*TASK REQUIREMENTS*
From the entries below, gather each line containing the word "this".

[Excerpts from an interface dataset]
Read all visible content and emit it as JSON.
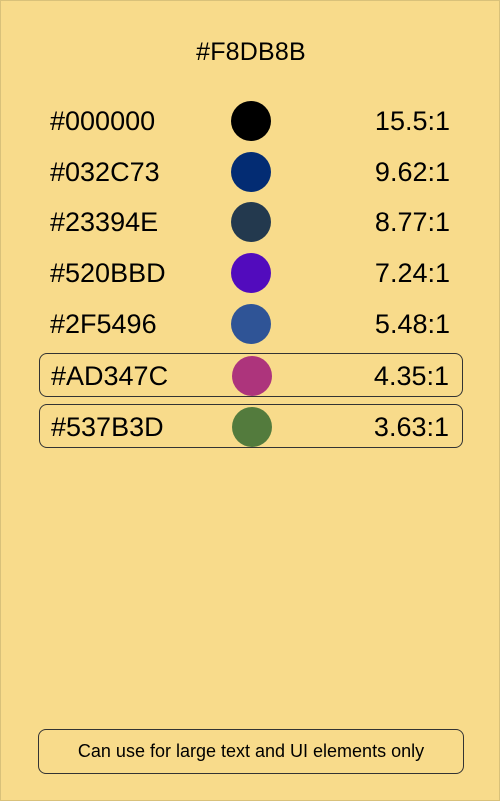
{
  "background": {
    "hex": "#F8DB8B",
    "color": "#F8DB8B"
  },
  "rows": [
    {
      "hex": "#000000",
      "ratio": "15.5:1",
      "swatch": "#000000"
    },
    {
      "hex": "#032C73",
      "ratio": "9.62:1",
      "swatch": "#032C73"
    },
    {
      "hex": "#23394E",
      "ratio": "8.77:1",
      "swatch": "#23394E"
    },
    {
      "hex": "#520BBD",
      "ratio": "7.24:1",
      "swatch": "#520BBD"
    },
    {
      "hex": "#2F5496",
      "ratio": "5.48:1",
      "swatch": "#2F5496"
    },
    {
      "hex": "#AD347C",
      "ratio": "4.35:1",
      "swatch": "#AD347C"
    },
    {
      "hex": "#537B3D",
      "ratio": "3.63:1",
      "swatch": "#537B3D"
    }
  ],
  "note": "Can use for large text and UI elements only"
}
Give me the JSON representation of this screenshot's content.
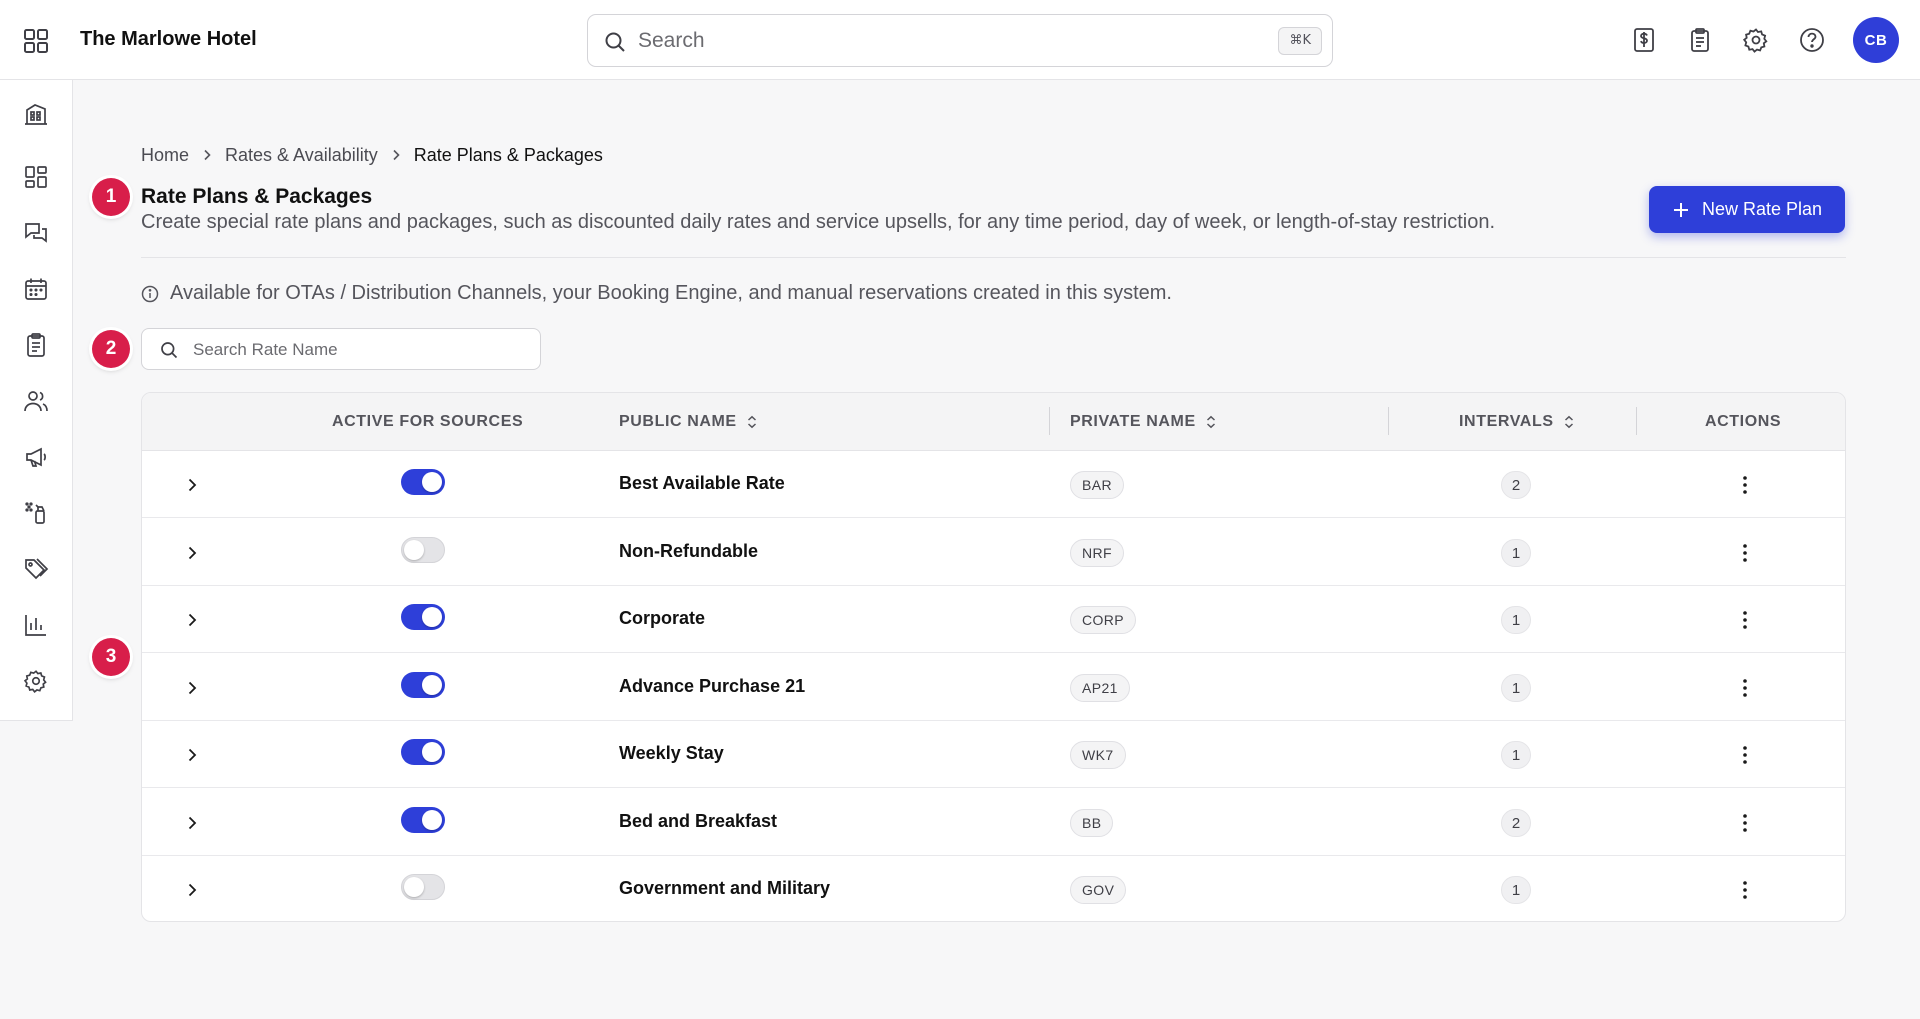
{
  "app": {
    "hotel_name": "The Marlowe Hotel",
    "search_placeholder": "Search",
    "search_shortcut": "⌘K",
    "user_initials": "CB"
  },
  "top_icons": [
    "dollar-receipt-icon",
    "clipboard-icon",
    "gear-icon",
    "help-circle-icon"
  ],
  "sidebar": {
    "items": [
      {
        "icon": "building-icon"
      },
      {
        "icon": "dashboard-grid-icon"
      },
      {
        "icon": "chat-bubbles-icon"
      },
      {
        "icon": "calendar-icon"
      },
      {
        "icon": "clipboard-list-icon"
      },
      {
        "icon": "users-icon"
      },
      {
        "icon": "megaphone-icon"
      },
      {
        "icon": "cleaning-spray-icon"
      },
      {
        "icon": "tags-icon"
      },
      {
        "icon": "bar-chart-icon"
      },
      {
        "icon": "gear-icon"
      }
    ]
  },
  "breadcrumb": {
    "home": "Home",
    "section": "Rates & Availability",
    "current": "Rate Plans & Packages"
  },
  "markers": {
    "one": "1",
    "two": "2",
    "three": "3"
  },
  "page": {
    "title": "Rate Plans & Packages",
    "description": "Create special rate plans and packages, such as discounted daily rates and service upsells, for any time period, day of week, or length-of-stay restriction.",
    "new_button": "New Rate Plan",
    "info": "Available for OTAs / Distribution Channels, your Booking Engine, and manual reservations created in this system.",
    "rate_search_placeholder": "Search Rate Name"
  },
  "table": {
    "headers": {
      "active": "ACTIVE FOR SOURCES",
      "public": "PUBLIC NAME",
      "private": "PRIVATE NAME",
      "intervals": "INTERVALS",
      "actions": "ACTIONS"
    },
    "rows": [
      {
        "public_name": "Best Available Rate",
        "private_name": "BAR",
        "intervals": "2",
        "active": true
      },
      {
        "public_name": "Non-Refundable",
        "private_name": "NRF",
        "intervals": "1",
        "active": false
      },
      {
        "public_name": "Corporate",
        "private_name": "CORP",
        "intervals": "1",
        "active": true
      },
      {
        "public_name": "Advance Purchase 21",
        "private_name": "AP21",
        "intervals": "1",
        "active": true
      },
      {
        "public_name": "Weekly Stay",
        "private_name": "WK7",
        "intervals": "1",
        "active": true
      },
      {
        "public_name": "Bed and Breakfast",
        "private_name": "BB",
        "intervals": "2",
        "active": true
      },
      {
        "public_name": "Government and Military",
        "private_name": "GOV",
        "intervals": "1",
        "active": false
      }
    ]
  },
  "colors": {
    "accent": "#2e3fd9",
    "marker": "#d81e4a",
    "avatar": "#2f3ed8"
  }
}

*WRITTEN RESPONSE*
Give me the JSON representation of this screenshot's content.
    "info": "Available for OTAs / Distribution Channels, your Booking Engine, and manual reservations created in this system.",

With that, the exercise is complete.